The records must be duplicated exactly, with every picture left out.

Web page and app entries
[Start of Attachment]
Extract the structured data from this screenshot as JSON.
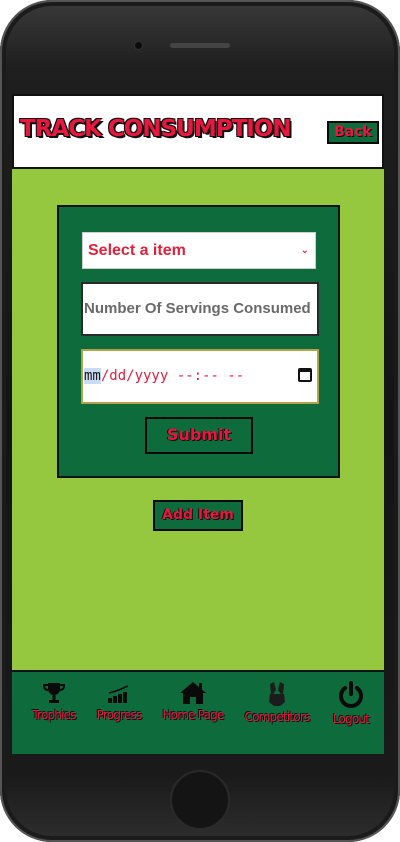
{
  "header": {
    "title": "TRACK CONSUMPTION",
    "back_label": "Back"
  },
  "form": {
    "select_value": "Select a item",
    "servings_placeholder": "Number Of Servings Consumed",
    "date_mm": "mm",
    "date_rest": "/dd/yyyy --:-- --",
    "submit_label": "Submit"
  },
  "add_item_label": "Add Item",
  "nav": {
    "items": [
      {
        "label": "Trophies",
        "icon": "trophy-icon"
      },
      {
        "label": "Progress",
        "icon": "bar-chart-icon"
      },
      {
        "label": "Home Page",
        "icon": "home-icon"
      },
      {
        "label": "Competitors",
        "icon": "high-five-icon"
      },
      {
        "label": "Logout",
        "icon": "power-icon"
      }
    ]
  },
  "colors": {
    "background": "#95c83f",
    "panel": "#0d6b3c",
    "accent_text": "#e8173e"
  }
}
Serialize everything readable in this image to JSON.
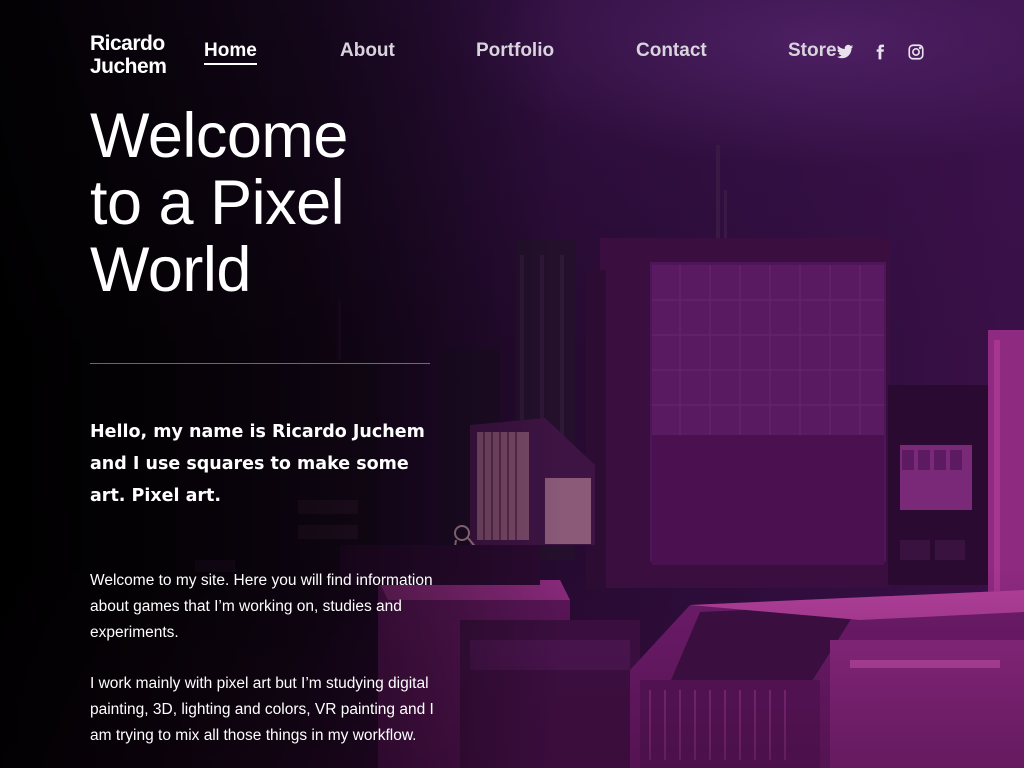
{
  "header": {
    "logo_line1": "Ricardo",
    "logo_line2": "Juchem",
    "nav": {
      "home": "Home",
      "about": "About",
      "portfolio": "Portfolio",
      "contact": "Contact",
      "store": "Store"
    },
    "social": [
      "twitter-icon",
      "facebook-icon",
      "instagram-icon"
    ]
  },
  "hero": {
    "title_line1": "Welcome",
    "title_line2": "to a Pixel",
    "title_line3": "World",
    "intro_before": "Hello, my name is ",
    "intro_name": "Ricardo Juchem",
    "intro_after": " and I use squares to make some art. Pixel art.",
    "paragraph1": "Welcome to my site. Here you will find information about games that I’m working on, studies and experiments.",
    "paragraph2": "I work mainly with pixel art but I’m studying digital painting, 3D, lighting and colors, VR painting and I am trying to mix all those things in my workflow."
  },
  "colors": {
    "accent": "#c8399a",
    "background_dark": "#0a020c",
    "building_magenta": "#8a1f7a"
  }
}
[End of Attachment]
• [ANSWER TO THE EXERCISE]:
Extract the structured data from this screenshot as JSON.
{
  "header": {
    "title": "TRACK CONSUMPTION",
    "back_label": "Back"
  },
  "form": {
    "select_value": "Select a item",
    "servings_placeholder": "Number Of Servings Consumed",
    "date_mm": "mm",
    "date_rest": "/dd/yyyy --:-- --",
    "submit_label": "Submit"
  },
  "add_item_label": "Add Item",
  "nav": {
    "items": [
      {
        "label": "Trophies",
        "icon": "trophy-icon"
      },
      {
        "label": "Progress",
        "icon": "bar-chart-icon"
      },
      {
        "label": "Home Page",
        "icon": "home-icon"
      },
      {
        "label": "Competitors",
        "icon": "high-five-icon"
      },
      {
        "label": "Logout",
        "icon": "power-icon"
      }
    ]
  },
  "colors": {
    "background": "#95c83f",
    "panel": "#0d6b3c",
    "accent_text": "#e8173e"
  }
}
Serialize everything readable in this image to JSON.
{
  "header": {
    "logo_line1": "Ricardo",
    "logo_line2": "Juchem",
    "nav": {
      "home": "Home",
      "about": "About",
      "portfolio": "Portfolio",
      "contact": "Contact",
      "store": "Store"
    },
    "social": [
      "twitter-icon",
      "facebook-icon",
      "instagram-icon"
    ]
  },
  "hero": {
    "title_line1": "Welcome",
    "title_line2": "to a Pixel",
    "title_line3": "World",
    "intro_before": "Hello, my name is ",
    "intro_name": "Ricardo Juchem",
    "intro_after": " and I use squares to make some art. Pixel art.",
    "paragraph1": "Welcome to my site. Here you will find information about games that I’m working on, studies and experiments.",
    "paragraph2": "I work mainly with pixel art but I’m studying digital painting, 3D, lighting and colors, VR painting and I am trying to mix all those things in my workflow."
  },
  "colors": {
    "accent": "#c8399a",
    "background_dark": "#0a020c",
    "building_magenta": "#8a1f7a"
  }
}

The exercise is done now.